» **WORK TO COMPLETE**: Go through the data and copy every line exactly, but not the images.

↓↓↓

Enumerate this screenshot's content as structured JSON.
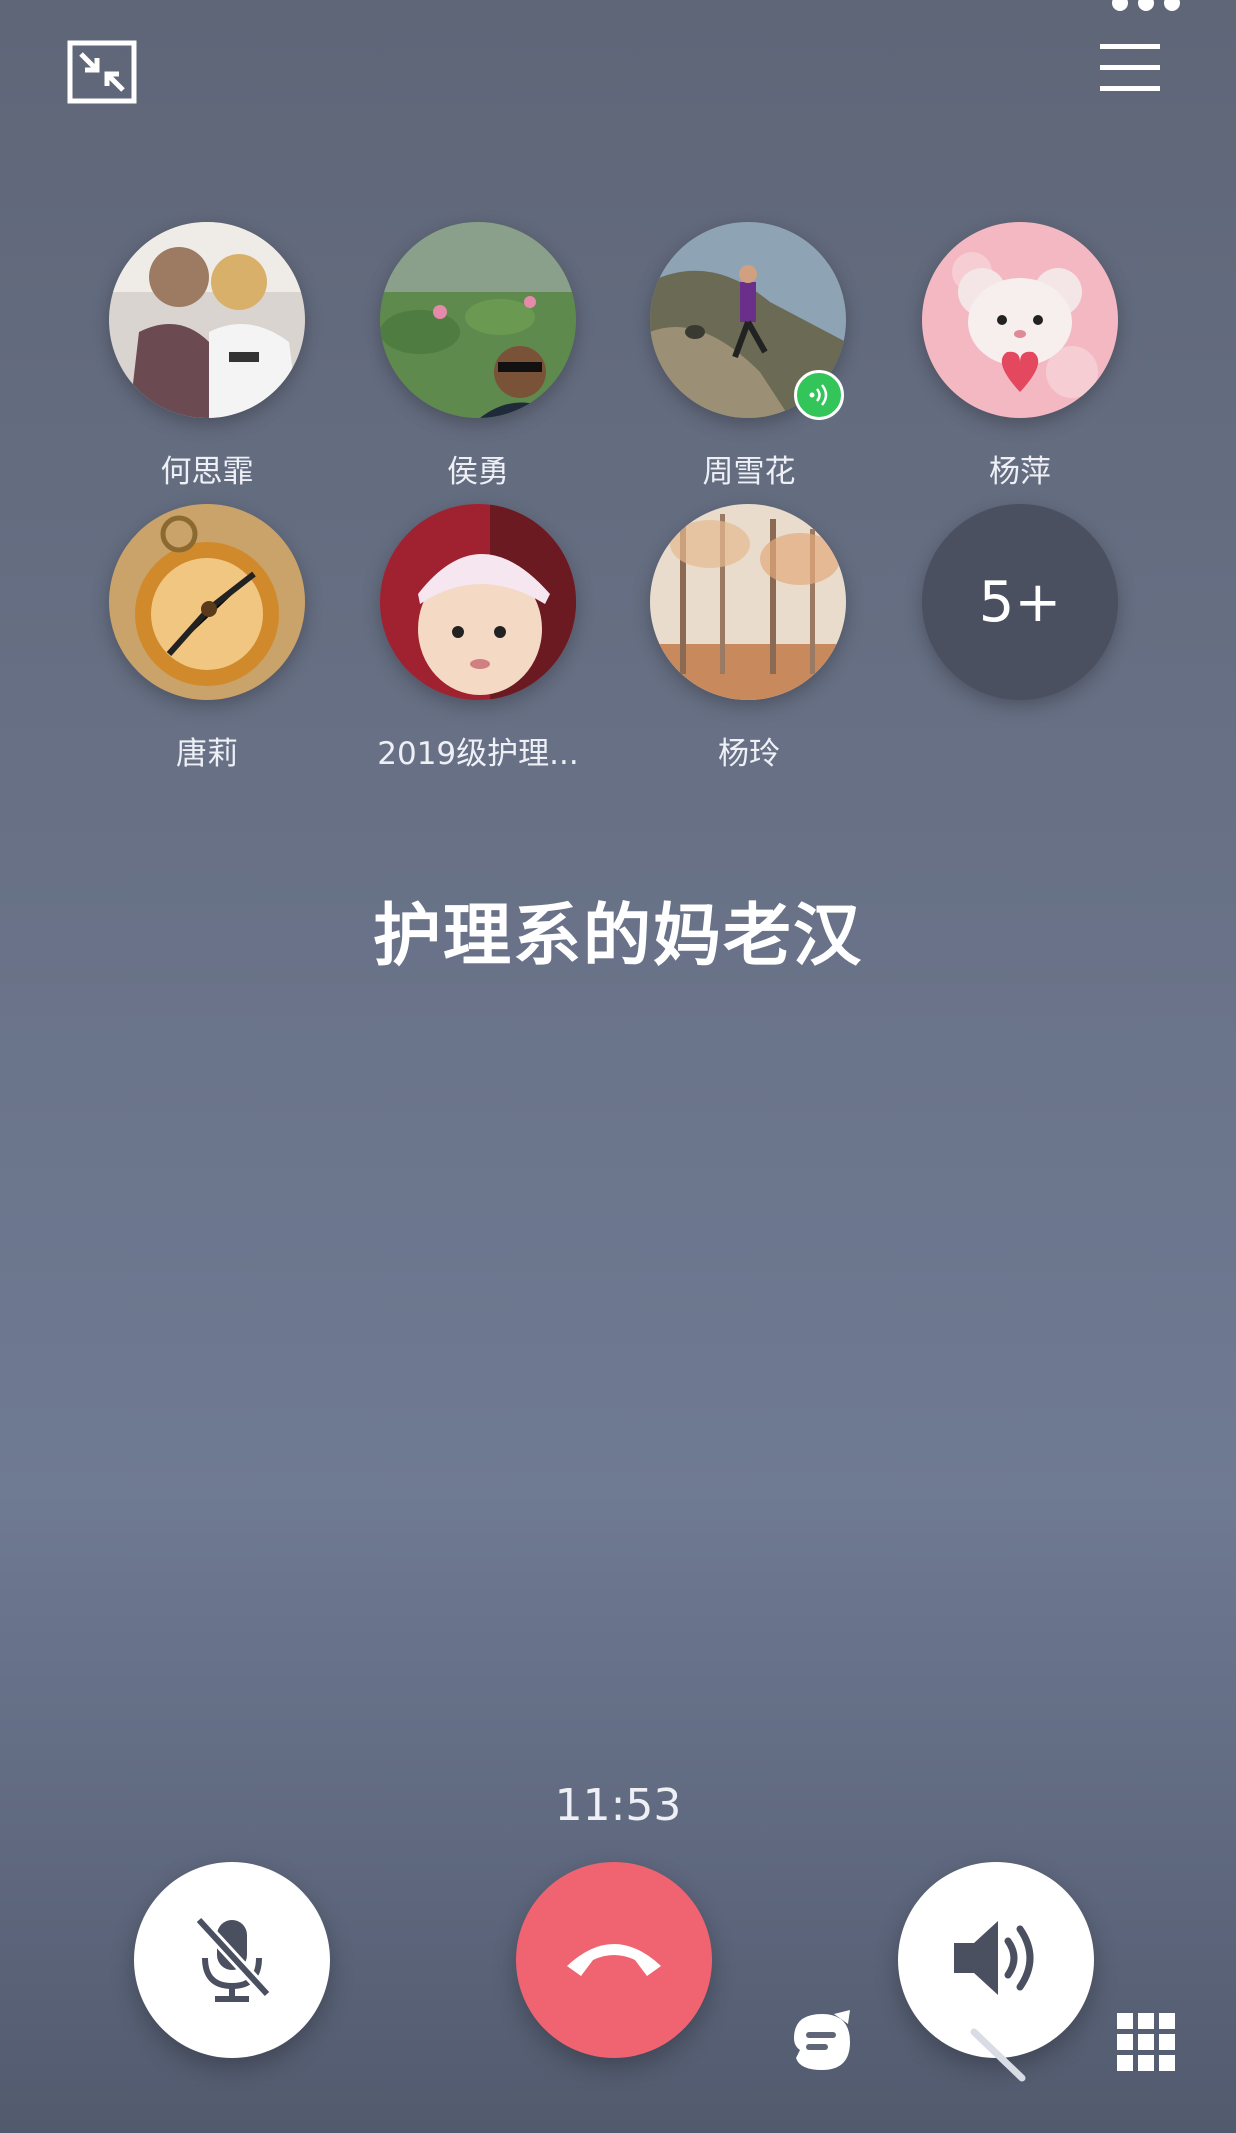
{
  "header": {
    "minimize_icon": "minimize-icon",
    "menu_icon": "menu-icon",
    "overflow_icon": "more-dots-icon"
  },
  "participants": [
    {
      "name": "何思霏",
      "speaking": false
    },
    {
      "name": "侯勇",
      "speaking": false
    },
    {
      "name": "周雪花",
      "speaking": true
    },
    {
      "name": "杨萍",
      "speaking": false
    },
    {
      "name": "唐莉",
      "speaking": false
    },
    {
      "name": "2019级护理...",
      "speaking": false
    },
    {
      "name": "杨玲",
      "speaking": false
    }
  ],
  "more_count": "5+",
  "group_name": "护理系的妈老汉",
  "call": {
    "duration": "11:53"
  },
  "controls": {
    "mute_icon": "microphone-muted-icon",
    "hangup_icon": "phone-hangup-icon",
    "speaker_icon": "speaker-icon",
    "chat_icon": "chat-bubble-icon",
    "effects_icon": "magic-wand-icon",
    "keypad_icon": "keypad-grid-icon"
  },
  "colors": {
    "hangup": "#ef6470",
    "speaking_badge": "#33c45a",
    "more_circle": "#4a505f"
  }
}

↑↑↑

» **EXERCISE RESPONSE**:
Enumerate this screenshot's content as structured JSON.
{
  "header": {
    "minimize_icon": "minimize-icon",
    "menu_icon": "menu-icon",
    "overflow_icon": "more-dots-icon"
  },
  "participants": [
    {
      "name": "何思霏",
      "speaking": false
    },
    {
      "name": "侯勇",
      "speaking": false
    },
    {
      "name": "周雪花",
      "speaking": true
    },
    {
      "name": "杨萍",
      "speaking": false
    },
    {
      "name": "唐莉",
      "speaking": false
    },
    {
      "name": "2019级护理...",
      "speaking": false
    },
    {
      "name": "杨玲",
      "speaking": false
    }
  ],
  "more_count": "5+",
  "group_name": "护理系的妈老汉",
  "call": {
    "duration": "11:53"
  },
  "controls": {
    "mute_icon": "microphone-muted-icon",
    "hangup_icon": "phone-hangup-icon",
    "speaker_icon": "speaker-icon",
    "chat_icon": "chat-bubble-icon",
    "effects_icon": "magic-wand-icon",
    "keypad_icon": "keypad-grid-icon"
  },
  "colors": {
    "hangup": "#ef6470",
    "speaking_badge": "#33c45a",
    "more_circle": "#4a505f"
  }
}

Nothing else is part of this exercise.